■ PROMPT
Each line of the records below that holds "preview" should be copied out.

■ GIVEN DATA
····················

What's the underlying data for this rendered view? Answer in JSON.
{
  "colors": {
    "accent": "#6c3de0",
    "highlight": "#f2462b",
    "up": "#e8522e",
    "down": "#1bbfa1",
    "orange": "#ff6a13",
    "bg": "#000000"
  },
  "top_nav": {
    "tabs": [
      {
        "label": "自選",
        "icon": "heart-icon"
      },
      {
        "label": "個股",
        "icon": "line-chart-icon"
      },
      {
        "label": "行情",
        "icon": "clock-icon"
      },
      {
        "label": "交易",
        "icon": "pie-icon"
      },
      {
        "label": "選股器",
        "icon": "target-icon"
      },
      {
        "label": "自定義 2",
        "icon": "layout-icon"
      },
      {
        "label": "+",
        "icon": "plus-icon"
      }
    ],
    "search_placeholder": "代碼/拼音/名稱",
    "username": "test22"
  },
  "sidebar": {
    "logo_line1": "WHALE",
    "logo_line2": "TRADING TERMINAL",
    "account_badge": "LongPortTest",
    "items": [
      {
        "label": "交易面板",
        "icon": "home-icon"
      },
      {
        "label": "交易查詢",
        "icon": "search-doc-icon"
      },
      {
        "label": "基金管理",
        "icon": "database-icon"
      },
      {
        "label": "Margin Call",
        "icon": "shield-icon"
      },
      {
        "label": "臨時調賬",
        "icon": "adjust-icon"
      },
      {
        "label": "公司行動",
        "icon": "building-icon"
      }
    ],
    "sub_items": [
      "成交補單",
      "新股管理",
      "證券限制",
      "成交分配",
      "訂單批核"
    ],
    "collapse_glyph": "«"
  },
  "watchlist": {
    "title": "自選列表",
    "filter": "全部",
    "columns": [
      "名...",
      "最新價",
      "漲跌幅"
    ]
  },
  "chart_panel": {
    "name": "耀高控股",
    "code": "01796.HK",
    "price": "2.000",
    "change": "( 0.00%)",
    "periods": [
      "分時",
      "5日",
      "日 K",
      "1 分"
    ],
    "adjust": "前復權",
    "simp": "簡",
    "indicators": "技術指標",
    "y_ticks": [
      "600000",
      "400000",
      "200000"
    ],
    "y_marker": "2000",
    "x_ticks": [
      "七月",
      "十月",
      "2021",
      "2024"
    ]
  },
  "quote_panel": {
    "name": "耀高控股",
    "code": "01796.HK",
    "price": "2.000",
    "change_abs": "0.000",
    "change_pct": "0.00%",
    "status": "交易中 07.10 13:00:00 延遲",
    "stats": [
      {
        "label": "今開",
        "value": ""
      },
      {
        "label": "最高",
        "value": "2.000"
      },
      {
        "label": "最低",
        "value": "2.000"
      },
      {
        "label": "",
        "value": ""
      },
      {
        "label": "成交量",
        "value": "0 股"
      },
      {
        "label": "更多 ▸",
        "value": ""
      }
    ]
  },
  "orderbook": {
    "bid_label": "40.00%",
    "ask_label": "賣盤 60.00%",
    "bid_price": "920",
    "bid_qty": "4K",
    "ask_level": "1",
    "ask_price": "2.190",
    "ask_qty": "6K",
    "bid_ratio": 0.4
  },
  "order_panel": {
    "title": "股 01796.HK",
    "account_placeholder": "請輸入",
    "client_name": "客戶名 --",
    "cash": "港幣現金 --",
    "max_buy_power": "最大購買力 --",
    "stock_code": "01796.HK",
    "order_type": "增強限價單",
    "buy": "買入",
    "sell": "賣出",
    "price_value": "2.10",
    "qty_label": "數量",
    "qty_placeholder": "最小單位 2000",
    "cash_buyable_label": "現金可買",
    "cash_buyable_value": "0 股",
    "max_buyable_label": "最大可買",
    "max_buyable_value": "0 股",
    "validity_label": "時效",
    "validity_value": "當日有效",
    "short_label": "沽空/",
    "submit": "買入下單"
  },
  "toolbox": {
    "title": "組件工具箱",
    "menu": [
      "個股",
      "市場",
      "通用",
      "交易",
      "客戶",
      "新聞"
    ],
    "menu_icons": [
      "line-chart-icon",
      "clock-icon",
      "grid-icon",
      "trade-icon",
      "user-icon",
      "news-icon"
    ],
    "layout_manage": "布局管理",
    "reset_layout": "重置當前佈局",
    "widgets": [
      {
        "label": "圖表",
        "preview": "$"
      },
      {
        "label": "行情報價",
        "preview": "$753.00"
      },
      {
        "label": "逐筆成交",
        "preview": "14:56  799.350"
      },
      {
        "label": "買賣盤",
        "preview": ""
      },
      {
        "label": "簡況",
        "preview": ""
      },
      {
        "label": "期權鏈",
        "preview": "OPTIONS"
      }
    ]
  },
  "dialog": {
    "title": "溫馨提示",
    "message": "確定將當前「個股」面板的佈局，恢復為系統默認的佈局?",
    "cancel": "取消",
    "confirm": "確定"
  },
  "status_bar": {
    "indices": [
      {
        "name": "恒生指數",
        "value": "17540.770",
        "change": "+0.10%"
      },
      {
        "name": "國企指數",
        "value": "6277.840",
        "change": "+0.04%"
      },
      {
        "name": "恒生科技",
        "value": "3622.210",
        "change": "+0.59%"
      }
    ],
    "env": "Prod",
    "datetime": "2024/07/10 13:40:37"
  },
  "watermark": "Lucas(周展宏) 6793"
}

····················

■ WRITTEN REPLY
        "preview": "$"
        "preview": "$753.00"
        "preview": "14:56  799.350"
        "preview": ""
        "preview": ""
        "preview": "OPTIONS"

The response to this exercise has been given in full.